### Exercise
Leaving out all images, write out the records that follow exactly.

==== Data to process ====

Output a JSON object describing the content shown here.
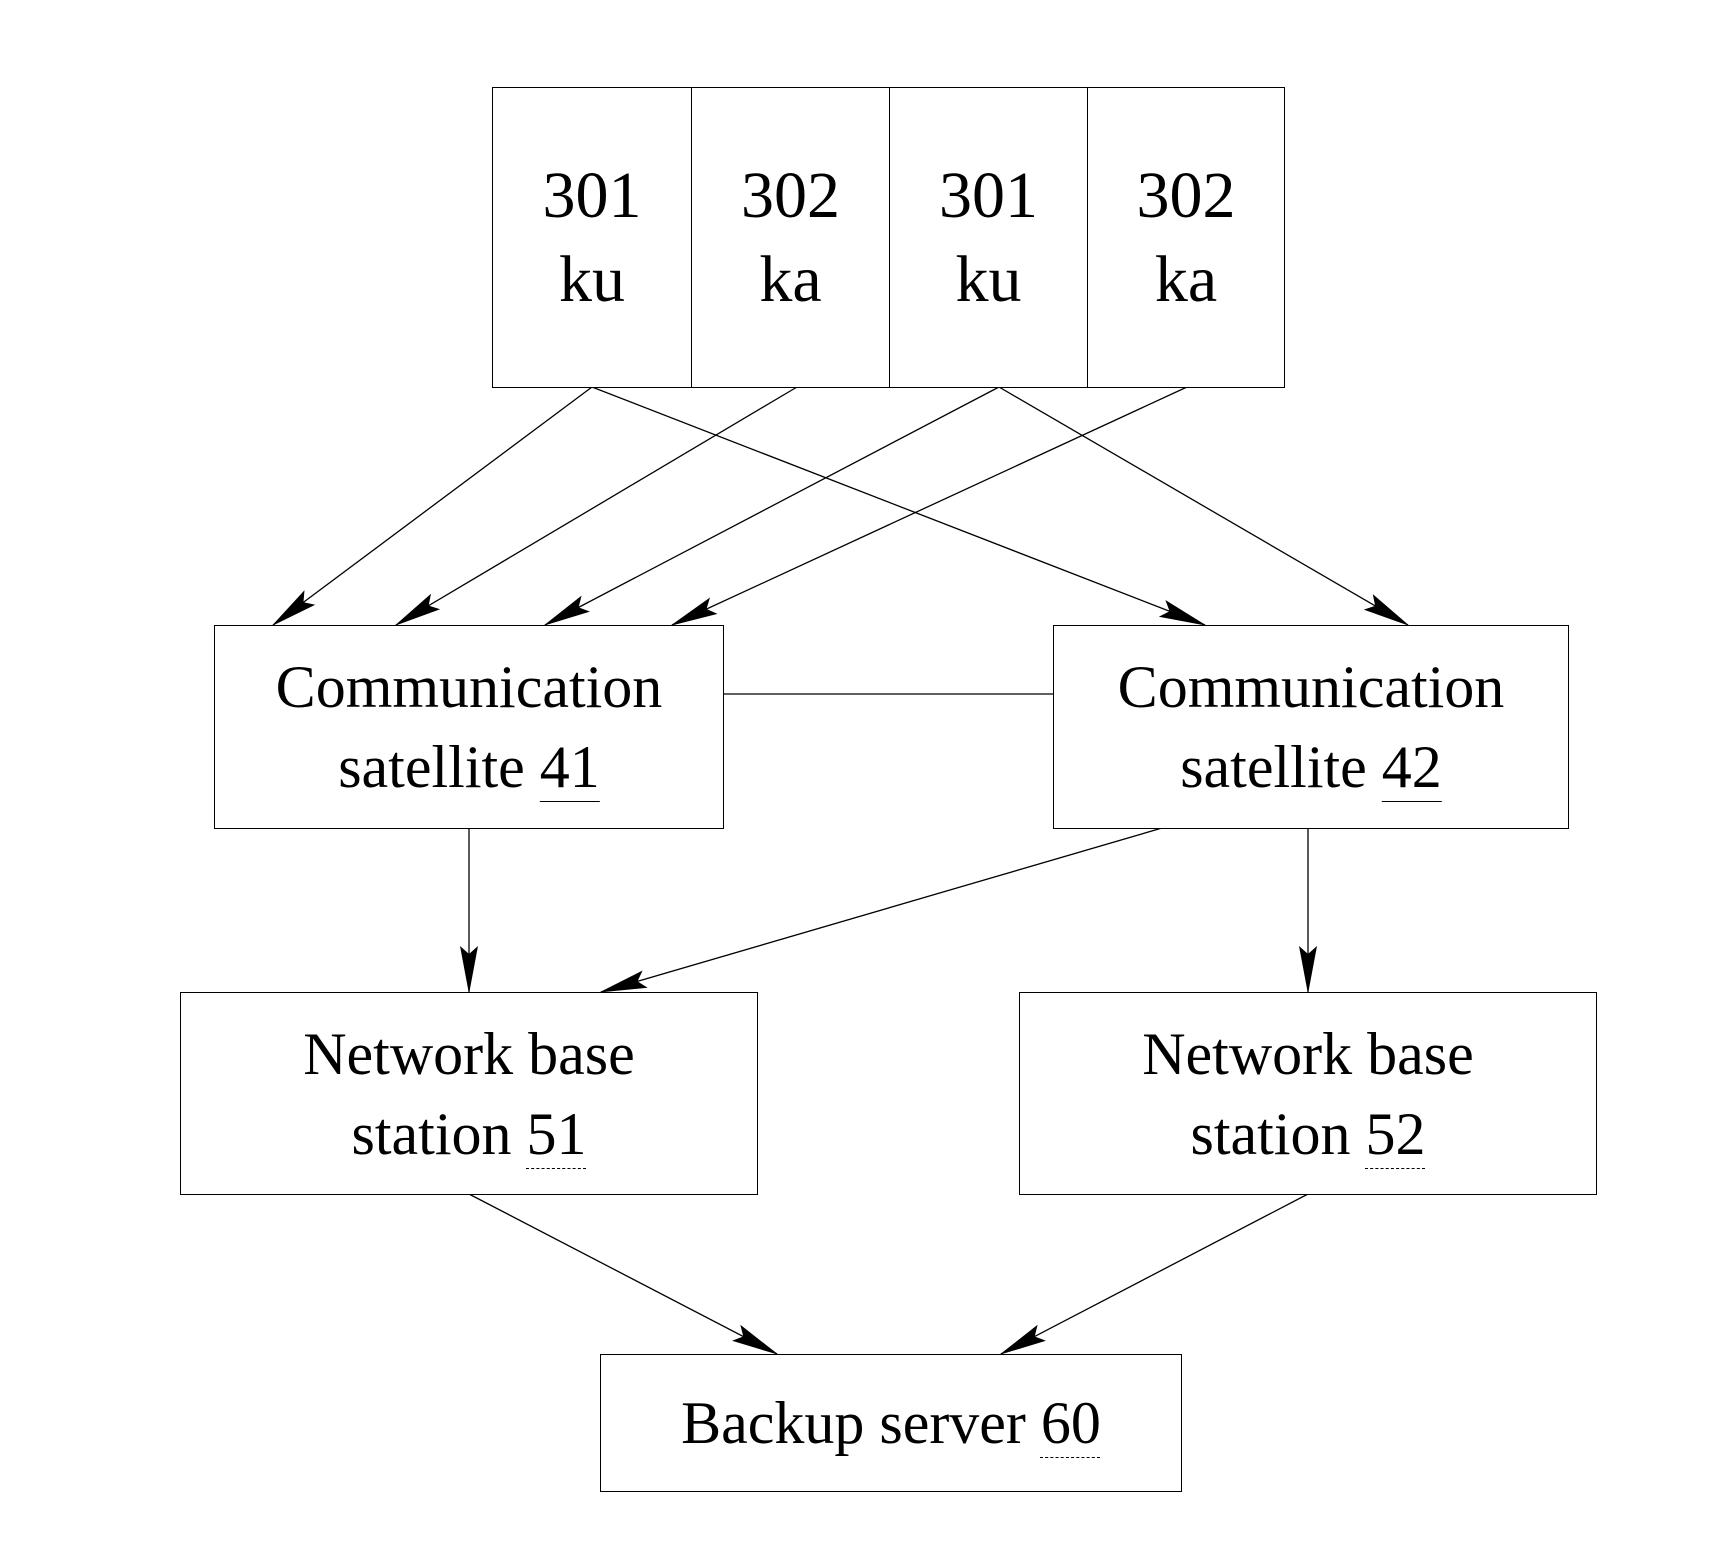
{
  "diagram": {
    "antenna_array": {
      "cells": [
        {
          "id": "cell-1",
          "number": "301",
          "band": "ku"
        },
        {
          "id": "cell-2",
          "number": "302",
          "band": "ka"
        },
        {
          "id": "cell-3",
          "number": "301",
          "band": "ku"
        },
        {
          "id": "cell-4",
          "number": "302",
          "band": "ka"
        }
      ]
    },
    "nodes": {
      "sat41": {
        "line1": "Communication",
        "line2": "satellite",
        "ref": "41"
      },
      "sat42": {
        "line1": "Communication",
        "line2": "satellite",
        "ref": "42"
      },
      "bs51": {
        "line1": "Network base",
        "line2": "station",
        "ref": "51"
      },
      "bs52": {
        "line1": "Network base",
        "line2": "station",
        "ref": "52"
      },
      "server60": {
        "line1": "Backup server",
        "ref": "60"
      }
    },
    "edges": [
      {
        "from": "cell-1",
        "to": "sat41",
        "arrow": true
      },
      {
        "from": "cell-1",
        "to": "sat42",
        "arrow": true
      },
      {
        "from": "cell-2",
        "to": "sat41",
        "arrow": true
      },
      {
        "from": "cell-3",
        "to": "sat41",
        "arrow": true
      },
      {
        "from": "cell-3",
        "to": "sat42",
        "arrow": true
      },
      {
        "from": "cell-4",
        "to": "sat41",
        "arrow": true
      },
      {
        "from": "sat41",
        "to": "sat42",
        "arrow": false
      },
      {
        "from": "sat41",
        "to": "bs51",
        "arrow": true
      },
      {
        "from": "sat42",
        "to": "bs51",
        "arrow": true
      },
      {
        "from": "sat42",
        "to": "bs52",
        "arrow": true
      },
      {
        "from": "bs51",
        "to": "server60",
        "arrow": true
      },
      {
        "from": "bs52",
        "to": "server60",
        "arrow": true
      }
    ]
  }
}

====

### Final answer
Output a JSON object describing the content shown here.
{
  "diagram": {
    "antenna_array": {
      "cells": [
        {
          "id": "cell-1",
          "number": "301",
          "band": "ku"
        },
        {
          "id": "cell-2",
          "number": "302",
          "band": "ka"
        },
        {
          "id": "cell-3",
          "number": "301",
          "band": "ku"
        },
        {
          "id": "cell-4",
          "number": "302",
          "band": "ka"
        }
      ]
    },
    "nodes": {
      "sat41": {
        "line1": "Communication",
        "line2": "satellite",
        "ref": "41"
      },
      "sat42": {
        "line1": "Communication",
        "line2": "satellite",
        "ref": "42"
      },
      "bs51": {
        "line1": "Network base",
        "line2": "station",
        "ref": "51"
      },
      "bs52": {
        "line1": "Network base",
        "line2": "station",
        "ref": "52"
      },
      "server60": {
        "line1": "Backup server",
        "ref": "60"
      }
    },
    "edges": [
      {
        "from": "cell-1",
        "to": "sat41",
        "arrow": true
      },
      {
        "from": "cell-1",
        "to": "sat42",
        "arrow": true
      },
      {
        "from": "cell-2",
        "to": "sat41",
        "arrow": true
      },
      {
        "from": "cell-3",
        "to": "sat41",
        "arrow": true
      },
      {
        "from": "cell-3",
        "to": "sat42",
        "arrow": true
      },
      {
        "from": "cell-4",
        "to": "sat41",
        "arrow": true
      },
      {
        "from": "sat41",
        "to": "sat42",
        "arrow": false
      },
      {
        "from": "sat41",
        "to": "bs51",
        "arrow": true
      },
      {
        "from": "sat42",
        "to": "bs51",
        "arrow": true
      },
      {
        "from": "sat42",
        "to": "bs52",
        "arrow": true
      },
      {
        "from": "bs51",
        "to": "server60",
        "arrow": true
      },
      {
        "from": "bs52",
        "to": "server60",
        "arrow": true
      }
    ]
  }
}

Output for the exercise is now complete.